- **What needs to be done**
How many lines of these entries include the string "this"? State the number alone.

Data about app and page elements:
== Segment start ==

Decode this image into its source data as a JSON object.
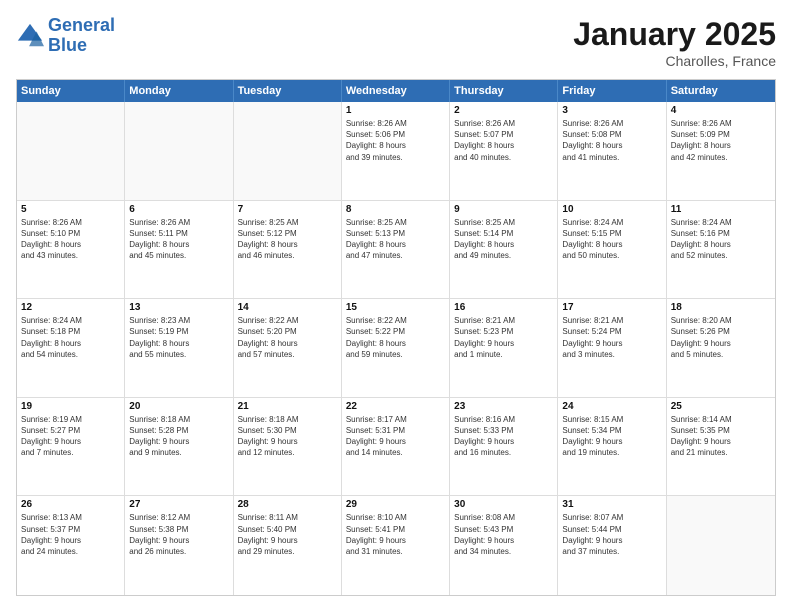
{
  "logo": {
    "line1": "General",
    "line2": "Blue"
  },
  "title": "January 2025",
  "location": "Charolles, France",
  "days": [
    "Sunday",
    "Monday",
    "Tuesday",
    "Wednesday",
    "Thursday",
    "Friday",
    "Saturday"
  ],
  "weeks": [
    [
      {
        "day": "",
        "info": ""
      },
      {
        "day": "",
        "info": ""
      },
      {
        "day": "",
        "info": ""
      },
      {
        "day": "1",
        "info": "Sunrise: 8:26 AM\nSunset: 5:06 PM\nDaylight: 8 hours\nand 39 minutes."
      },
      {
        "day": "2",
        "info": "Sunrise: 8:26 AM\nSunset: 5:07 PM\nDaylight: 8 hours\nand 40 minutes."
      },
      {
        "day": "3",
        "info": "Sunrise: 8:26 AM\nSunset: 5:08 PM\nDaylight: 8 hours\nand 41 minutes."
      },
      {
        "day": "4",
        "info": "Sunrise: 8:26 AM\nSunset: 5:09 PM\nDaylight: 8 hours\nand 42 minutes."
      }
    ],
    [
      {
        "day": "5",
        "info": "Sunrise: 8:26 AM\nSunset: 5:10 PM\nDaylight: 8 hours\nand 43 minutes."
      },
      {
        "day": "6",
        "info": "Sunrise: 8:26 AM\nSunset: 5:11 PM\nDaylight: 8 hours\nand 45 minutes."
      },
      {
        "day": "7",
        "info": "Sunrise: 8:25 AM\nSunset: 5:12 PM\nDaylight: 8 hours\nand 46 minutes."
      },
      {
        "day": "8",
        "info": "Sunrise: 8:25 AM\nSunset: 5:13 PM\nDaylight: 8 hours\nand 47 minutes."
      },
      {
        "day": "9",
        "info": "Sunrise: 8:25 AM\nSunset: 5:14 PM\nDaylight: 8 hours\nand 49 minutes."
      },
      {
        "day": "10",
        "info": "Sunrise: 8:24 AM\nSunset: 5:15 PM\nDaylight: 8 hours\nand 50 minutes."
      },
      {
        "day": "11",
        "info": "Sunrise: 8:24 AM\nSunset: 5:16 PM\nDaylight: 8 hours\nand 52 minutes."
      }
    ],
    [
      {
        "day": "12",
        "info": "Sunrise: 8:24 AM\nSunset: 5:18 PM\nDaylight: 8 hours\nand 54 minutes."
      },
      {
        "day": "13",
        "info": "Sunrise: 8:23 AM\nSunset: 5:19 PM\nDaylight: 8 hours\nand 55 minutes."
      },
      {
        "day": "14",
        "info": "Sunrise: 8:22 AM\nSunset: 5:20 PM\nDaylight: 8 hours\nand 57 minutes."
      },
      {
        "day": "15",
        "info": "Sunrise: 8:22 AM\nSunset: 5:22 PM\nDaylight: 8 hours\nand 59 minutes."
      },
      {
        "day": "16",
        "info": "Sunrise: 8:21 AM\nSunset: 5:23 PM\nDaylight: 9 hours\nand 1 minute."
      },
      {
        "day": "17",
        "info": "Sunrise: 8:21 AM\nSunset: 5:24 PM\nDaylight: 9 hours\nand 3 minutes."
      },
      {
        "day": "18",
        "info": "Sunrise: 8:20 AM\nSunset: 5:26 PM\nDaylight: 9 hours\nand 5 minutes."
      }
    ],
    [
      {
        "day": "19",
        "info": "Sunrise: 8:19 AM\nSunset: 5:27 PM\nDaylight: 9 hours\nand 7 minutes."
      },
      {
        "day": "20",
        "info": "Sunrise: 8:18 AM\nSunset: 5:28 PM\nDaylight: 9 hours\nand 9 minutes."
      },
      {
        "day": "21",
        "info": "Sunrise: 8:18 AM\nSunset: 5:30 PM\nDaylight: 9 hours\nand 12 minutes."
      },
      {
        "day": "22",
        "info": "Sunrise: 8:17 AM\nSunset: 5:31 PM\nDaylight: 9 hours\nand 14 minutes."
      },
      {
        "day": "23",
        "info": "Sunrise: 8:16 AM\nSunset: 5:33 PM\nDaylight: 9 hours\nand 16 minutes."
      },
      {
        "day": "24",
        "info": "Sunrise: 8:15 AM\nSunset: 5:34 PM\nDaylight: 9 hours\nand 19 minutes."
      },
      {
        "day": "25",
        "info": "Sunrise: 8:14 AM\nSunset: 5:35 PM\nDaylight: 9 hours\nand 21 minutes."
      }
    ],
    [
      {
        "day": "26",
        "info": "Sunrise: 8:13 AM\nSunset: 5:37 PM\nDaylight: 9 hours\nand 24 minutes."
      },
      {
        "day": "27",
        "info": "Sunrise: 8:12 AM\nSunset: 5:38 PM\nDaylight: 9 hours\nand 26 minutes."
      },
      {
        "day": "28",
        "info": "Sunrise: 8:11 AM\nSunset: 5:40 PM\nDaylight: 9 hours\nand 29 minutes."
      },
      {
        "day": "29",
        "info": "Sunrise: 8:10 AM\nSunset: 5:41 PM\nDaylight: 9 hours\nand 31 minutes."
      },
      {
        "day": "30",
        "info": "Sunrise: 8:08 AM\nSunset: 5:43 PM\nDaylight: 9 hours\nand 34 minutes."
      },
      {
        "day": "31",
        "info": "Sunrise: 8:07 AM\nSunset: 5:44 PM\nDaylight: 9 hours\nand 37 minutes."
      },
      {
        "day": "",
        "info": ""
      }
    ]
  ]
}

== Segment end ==
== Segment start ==

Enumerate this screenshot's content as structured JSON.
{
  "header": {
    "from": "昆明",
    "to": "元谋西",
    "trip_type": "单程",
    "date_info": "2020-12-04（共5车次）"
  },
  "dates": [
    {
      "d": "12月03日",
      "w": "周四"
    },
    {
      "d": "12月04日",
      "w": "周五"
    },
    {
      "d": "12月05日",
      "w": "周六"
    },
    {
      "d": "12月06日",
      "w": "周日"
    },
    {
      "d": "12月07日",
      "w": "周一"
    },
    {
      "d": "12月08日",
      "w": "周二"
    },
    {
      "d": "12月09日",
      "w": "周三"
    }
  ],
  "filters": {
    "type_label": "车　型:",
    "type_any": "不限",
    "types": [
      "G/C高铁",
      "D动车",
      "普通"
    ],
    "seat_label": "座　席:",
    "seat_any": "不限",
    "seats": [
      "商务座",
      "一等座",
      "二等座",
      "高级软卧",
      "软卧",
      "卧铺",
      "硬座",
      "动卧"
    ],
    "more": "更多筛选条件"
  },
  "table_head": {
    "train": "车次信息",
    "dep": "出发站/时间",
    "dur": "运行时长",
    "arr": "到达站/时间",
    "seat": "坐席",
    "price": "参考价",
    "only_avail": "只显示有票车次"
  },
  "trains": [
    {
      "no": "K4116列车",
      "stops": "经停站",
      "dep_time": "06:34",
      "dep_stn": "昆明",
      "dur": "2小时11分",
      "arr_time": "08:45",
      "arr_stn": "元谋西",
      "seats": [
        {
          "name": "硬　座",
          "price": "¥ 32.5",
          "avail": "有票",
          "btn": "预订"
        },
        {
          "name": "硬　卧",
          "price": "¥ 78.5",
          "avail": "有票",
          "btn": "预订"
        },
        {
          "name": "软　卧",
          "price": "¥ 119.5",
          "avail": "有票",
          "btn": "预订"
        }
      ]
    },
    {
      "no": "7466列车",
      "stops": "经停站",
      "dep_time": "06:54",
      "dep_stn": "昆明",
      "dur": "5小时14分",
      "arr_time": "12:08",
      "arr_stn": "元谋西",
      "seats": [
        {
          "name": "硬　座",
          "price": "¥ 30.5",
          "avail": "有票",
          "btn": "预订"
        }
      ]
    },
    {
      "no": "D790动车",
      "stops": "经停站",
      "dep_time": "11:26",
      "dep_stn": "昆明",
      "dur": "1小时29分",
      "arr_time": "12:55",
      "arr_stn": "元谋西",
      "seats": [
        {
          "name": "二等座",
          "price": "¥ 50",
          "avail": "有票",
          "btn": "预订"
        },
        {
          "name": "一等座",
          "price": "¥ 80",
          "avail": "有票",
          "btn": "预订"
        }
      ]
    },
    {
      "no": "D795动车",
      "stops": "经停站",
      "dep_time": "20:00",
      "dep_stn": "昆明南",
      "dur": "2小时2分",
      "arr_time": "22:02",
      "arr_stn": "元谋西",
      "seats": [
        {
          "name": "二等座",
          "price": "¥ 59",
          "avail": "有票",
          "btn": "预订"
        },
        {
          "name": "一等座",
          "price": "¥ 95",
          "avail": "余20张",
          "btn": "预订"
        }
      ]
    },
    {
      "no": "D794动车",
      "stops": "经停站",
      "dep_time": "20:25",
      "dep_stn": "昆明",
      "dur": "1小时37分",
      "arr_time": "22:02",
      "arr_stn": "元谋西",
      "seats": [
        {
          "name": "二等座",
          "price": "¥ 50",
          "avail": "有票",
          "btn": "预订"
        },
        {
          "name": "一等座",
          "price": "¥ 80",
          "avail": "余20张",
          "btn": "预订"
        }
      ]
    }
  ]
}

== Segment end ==

- **Task response**
2